Before, I worked in a photographer’s shop. It was Chan Shan’s place, just two rooms and a door opening onto an alley in a small town near the sea. It stood along the route the Imperial Soldiers took on their way home from Nanjing to the island of the Sun. I left when I was still a child. Stolen aboard a ship, looking after a white woman’s children. I held her babies, dressed them for Sunday dinner, never forgetting the photographs sewn into my hem.
When we made land, Mrs Collingham gave me my own room in the loft, my own bed. I preferred to sleep in the nursery with the children, their breathing at night the only thing that could drown the cries stitched into my dress. There had been a young mother, still alive, who, when I tried to fall asleep, crawled in circles before my eyes. At the end of an alley. Pulling herself by her arms, as if her legs could no longer move.
On the ship, one night when my fingers brushed across the secret place in my dress, I thought of that young mother, and I realised the little wet bag that she had been tugging by a glistening rope must have been her infant.
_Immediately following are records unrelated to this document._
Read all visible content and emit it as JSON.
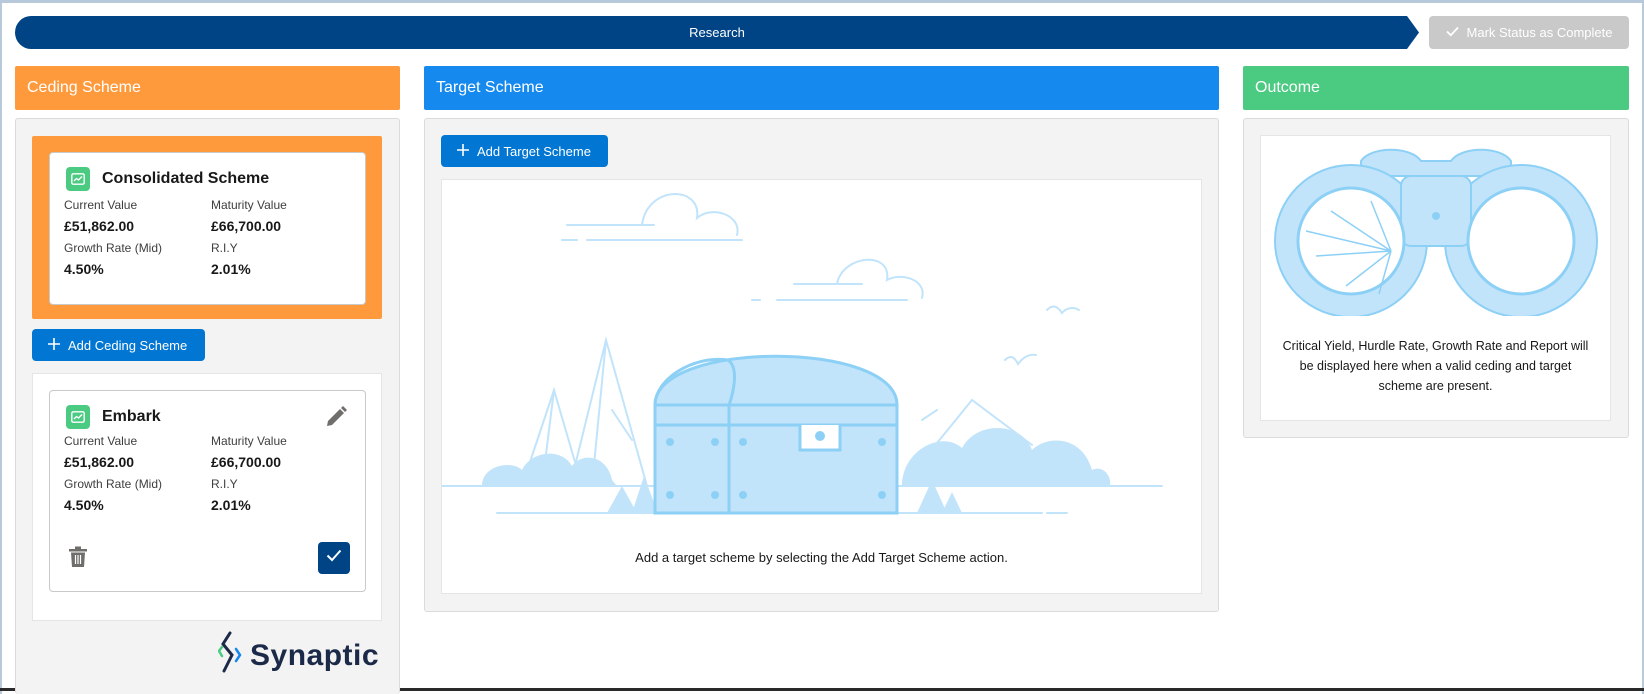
{
  "path": {
    "current_stage": "Research",
    "mark_complete_label": "Mark Status as Complete"
  },
  "columns": {
    "ceding": {
      "title": "Ceding Scheme"
    },
    "target": {
      "title": "Target Scheme"
    },
    "outcome": {
      "title": "Outcome"
    }
  },
  "ceding": {
    "consolidated": {
      "name": "Consolidated Scheme",
      "current_value_label": "Current Value",
      "current_value": "£51,862.00",
      "maturity_value_label": "Maturity Value",
      "maturity_value": "£66,700.00",
      "growth_rate_label": "Growth Rate (Mid)",
      "growth_rate": "4.50%",
      "riy_label": "R.I.Y",
      "riy": "2.01%"
    },
    "add_button_label": "Add Ceding Scheme",
    "schemes": [
      {
        "name": "Embark",
        "current_value_label": "Current Value",
        "current_value": "£51,862.00",
        "maturity_value_label": "Maturity Value",
        "maturity_value": "£66,700.00",
        "growth_rate_label": "Growth Rate (Mid)",
        "growth_rate": "4.50%",
        "riy_label": "R.I.Y",
        "riy": "2.01%",
        "selected": true
      }
    ]
  },
  "target": {
    "add_button_label": "Add Target Scheme",
    "empty_message": "Add a target scheme by selecting the Add Target Scheme action."
  },
  "outcome": {
    "empty_message": "Critical Yield, Hurdle Rate, Growth Rate and Report will be displayed here when a valid ceding and target scheme are present."
  },
  "branding": {
    "logo_text": "Synaptic"
  },
  "colors": {
    "path_blue": "#014486",
    "ceding_orange": "#ff9a3c",
    "target_blue": "#1589ee",
    "outcome_green": "#4bca81",
    "button_blue": "#0176d3",
    "illustration_blue": "#c2e4fb"
  }
}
Or it was her womb.
Or maybe that is a lie.
There is a photo. There are several. They are still in my dress. And one of them is of her, on her back, naked with blood smeared across her abdomen in tones of black and white. Her legs are open, bare, smudged. Her eyes are open. I processed that photo alone in the back room the night before I ran away. Not yet a woman myself, I watched this dead woman’s body emerge on the small square of paper in the near-dark, my hands stained, like hers. So, something is true.
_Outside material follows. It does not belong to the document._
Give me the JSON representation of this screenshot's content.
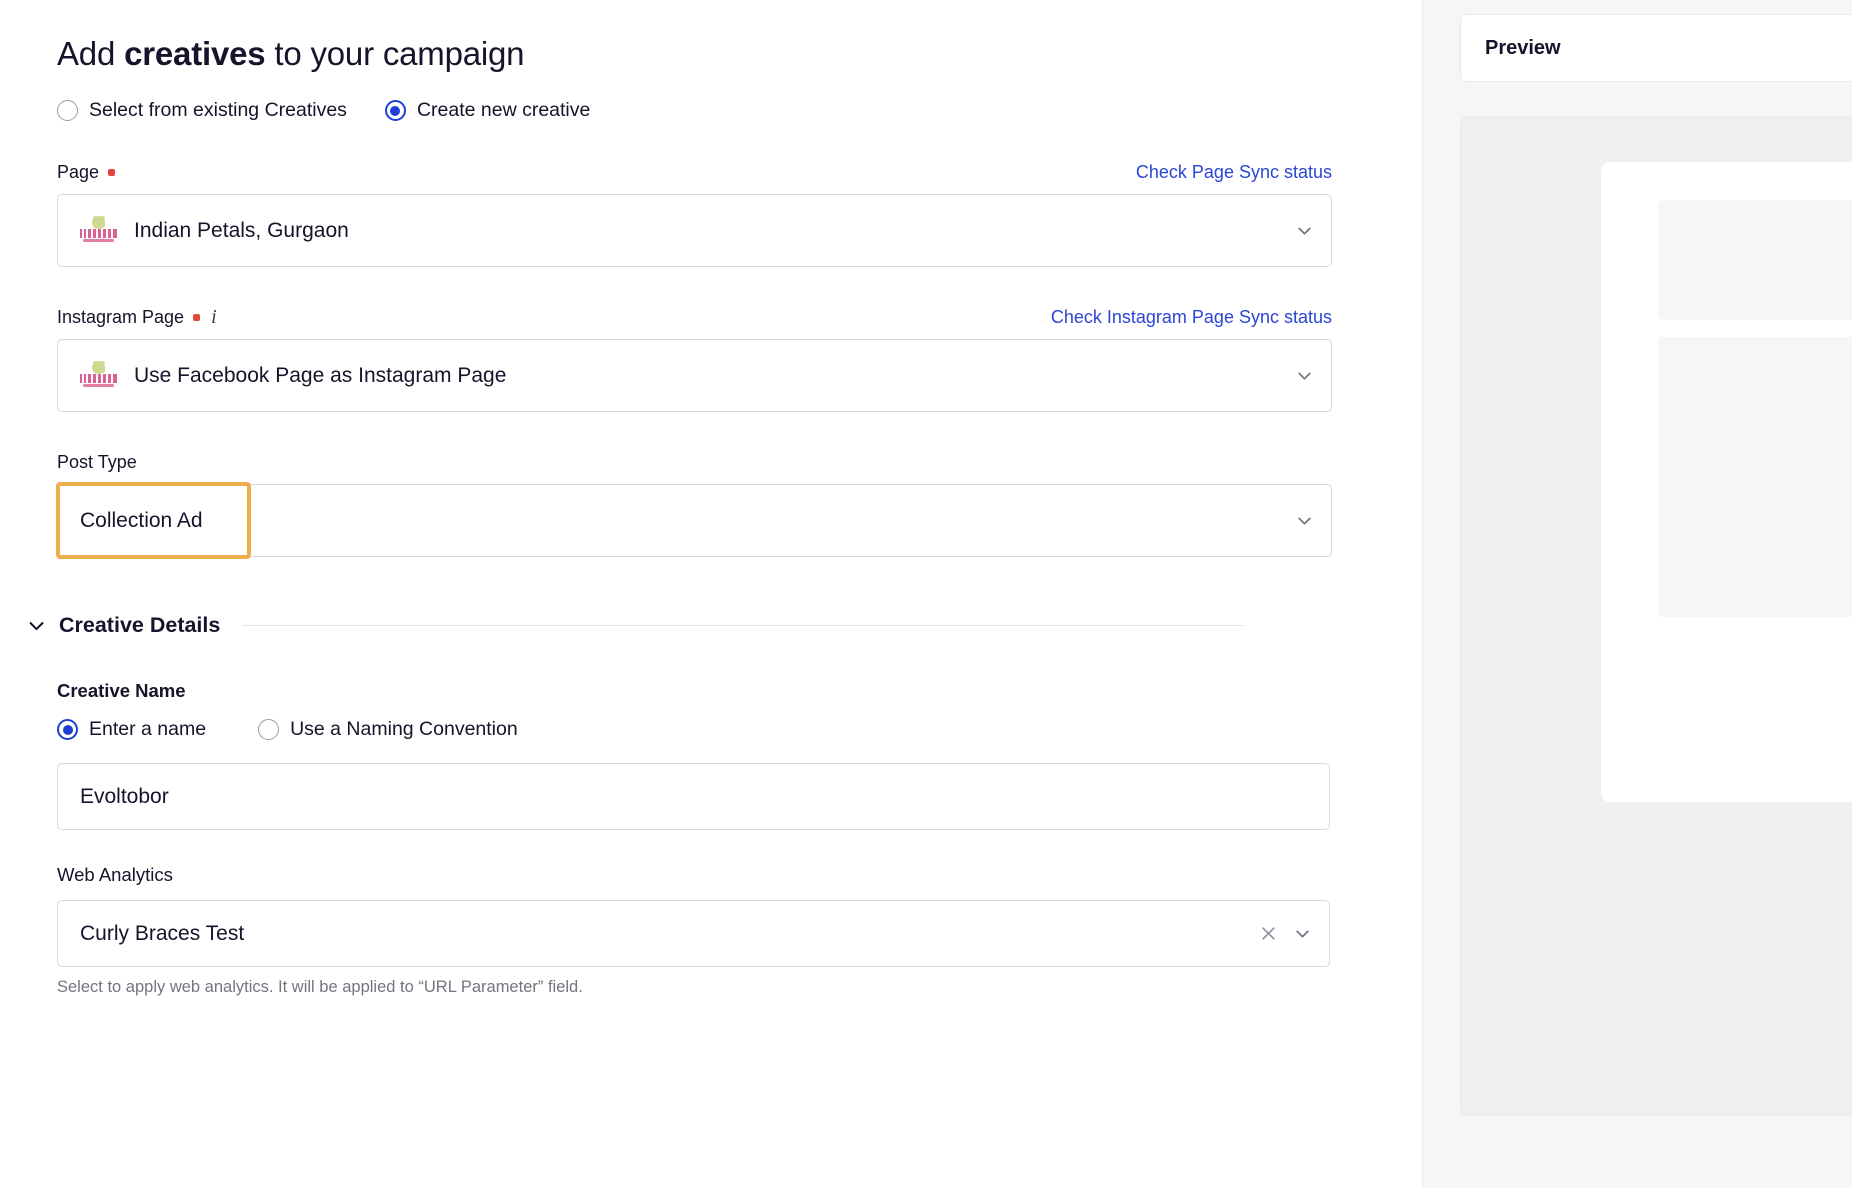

On the boat to England, Mrs Collingham’s children called me their ‘Nanny Parrot’ because a bird had attached itself to my shoulder – the owner must have died on the long passage – and without me, the bird would take to pecking at the children. I’d shush the silly thing with Chinese words I no longer know the meaning for, and the children would laugh, giving me bits of carrot and potato to feed it.
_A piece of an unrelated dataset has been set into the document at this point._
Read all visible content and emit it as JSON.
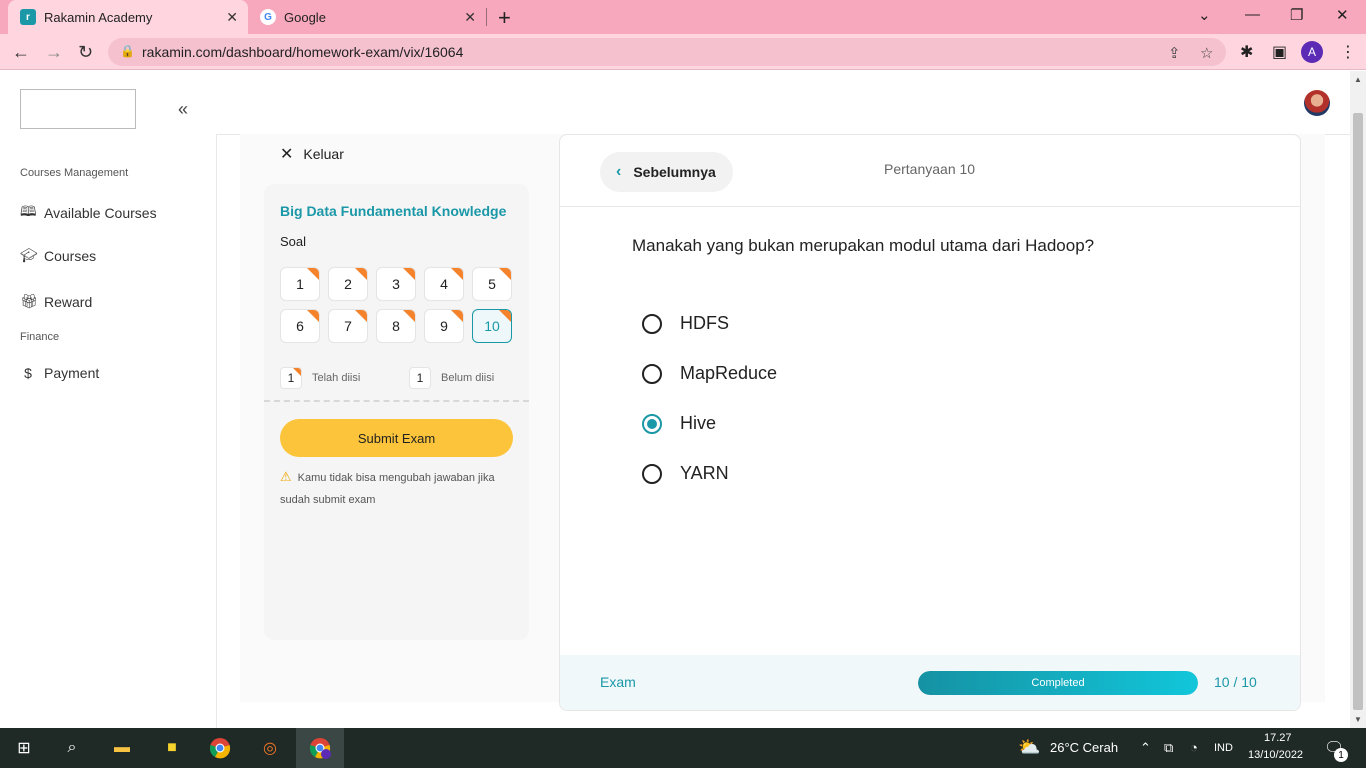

One day, after we’d all settled into the house and life had found its own patterns, Mrs asked if I might like a husband of my own, children. A man had enquired of me at the church. It turned out I reminded him of a Chinese girl he’d rescued in the war, and I think he must have loved her very much because he very nearly loved me. And I him. He was gentle, as was I, and gentle is ever such a good way to be.
My granddaughter, born just two days ago, has my round face, my round mouth. I hold her and whisper to her, Dear Girl, live well, and if you can, be kind. She has hazel eyes to match her name. Hazel, to match the tree Mrs had planted in her garden and could finally return home to. Hazel, to match the name she’d given me on that long journey when her children insisted I was their Nanny Parrot.
I’ve asked to be buried with the dress. The Imperial soldiers’ deeds will pass with me, the photographs we were all asked to process – keep working, keep working, don’t sleep – exactly the evidence they’d needed to prove they’d become men. Oh, how they would wait just inside the shop door. They wouldn’t go away until Chan Shan, his head bowed, his left hand grasping his right forearm, passed them the wrapped bundles, one after another after another, the bundles that would convince their Imperial families of their bravery when they returned home. They were no longer boys, you see.
Forgive me, Chan Shan, for keeping some of those old photographs for myself. For hiding them in my dress that last night when I could no longer stay awake. You pointed to the floor in the back room and you left. I don’t know what I was thinking.
Forgive me, old man, or whoever you were who owned the green and pink parrot, for teaching your orphaned bird my angry Chinese words. I was only a child then.
Inspiration for this story comes from a visit to the Nanjing Massacre Museum a few years ago. One of the exhibits is a series of photographs ca. 1937, taken by Japanese soldiers of their Chinese victims. As the soldiers left Nanjing to return to Japan, they stopped to get their rolls of film developed at shops along the coast. Some of the shop owners kept some of the photos.
Lania Knight's first novel Three Cubic Feet was a Finalist for a Lambda Literary Award in Debut Fiction. Her second book Remnant is a dystopian speculative fiction novel set 100+ years in the future in the American Midwest. Her short stories, essays and poems can be found in print and online. She currently lives in the UK and lectures in Creative Writing. Read more about her at www.laniaknight.com.